matrices using malloc(). In an actual application program we would
expect that the matrices would already be allocated. Next the program
calculates the row and column of the block of `C` it will be computing.
This is based on the value of the group id. The group ids range from
0 to `m` - 1 inclusive. Thus the integer division of (`mygid`/`m`) will
give the task's row and (`mygid` mod `m`) will give the column, if we assume
a row major mapping of group ids to tasks. Using a similar mapping, we
calculate the group id of the task directly *above* and *below*
in the torus and store their task ids in `up` and `down`,
respectively.

Next the blocks are initialized by calling `InitBlock()`. This function
simply initializes `A` to random values, `B` to the identity matrix, and `C`
to zeros. This will allow us to verify the computation at the end of the
program by checking that `A` = `C`.

Finally we enter the main loop to calculate the matrix multiply. First
the tasks on the diagonal multicast their block of A to the other tasks
in their row. Note that the array `myrow` actually contains the
task id of the task doing the multicast. Recall that `pvm_mcast()`
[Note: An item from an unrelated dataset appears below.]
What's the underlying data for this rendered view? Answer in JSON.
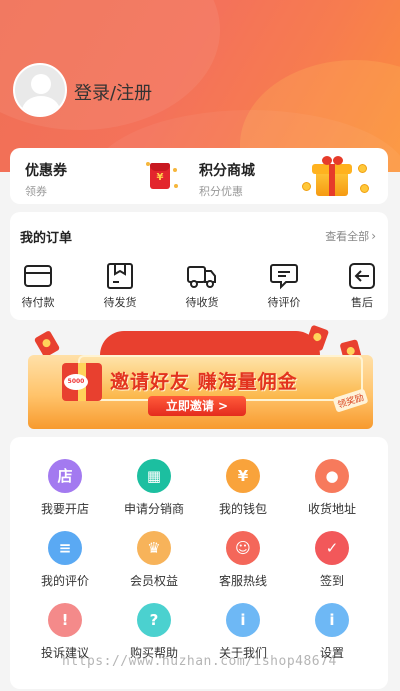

will
send to all the tasks in the tasks array except the calling task. This
procedure works well in the case of mmult since we don't want to have to needlessly
handle the extra message coming into the multicasting task with an extra
`pvm_recv()`

. Both the multicasting task and the tasks receiving the block
calculate the `AB` for the diagonal block and the block of `B` residing in
the task.

After the subblocks have been multiplied and added into the `C` block, we
now shift the `B` blocks vertically. Specifically, we pack the block
of `B` into a message, send it to the `up` task id, and then
receive a new `B` block from the `down` task id.

Note that we use different message tags for sending the `A` blocks and the
`B` blocks as well as for different iterations of the loop. We also fully
specify the task ids when doing a `pvm_recv()`

. It's tempting to use
wildcards for the fields of `pvm_recv()`

; however, such a practice can be dangerous. For instance,
had we incorrectly calculated the value for `up` and used a wildcard
for the `pvm_recv()`

instead of `down`,
we might have sent
messages to the wrong tasks without knowing it. In this example we fully
specify messages, thereby reducing the possibility of mistakes by receiving
a message from the wrong task or the wrong phase of the algorithm.

Once the computation is complete, we check to see that `A` = `C`, just to verify
that the matrix multiply correctly calculated the values of `C`. This check would
not be done in a matrix multiply library routine, for example.

It is not necessary to call `pvm_lvgroup()`

, since PVM will
realize the task has exited and will remove it from the group. It is good
form, however, to leave the group before calling `pvm_exit()`

. The
reset command from the PVM console will reset all the PVM groups. The
`pvm_gstat`

command will print the status of any groups that
currently exist.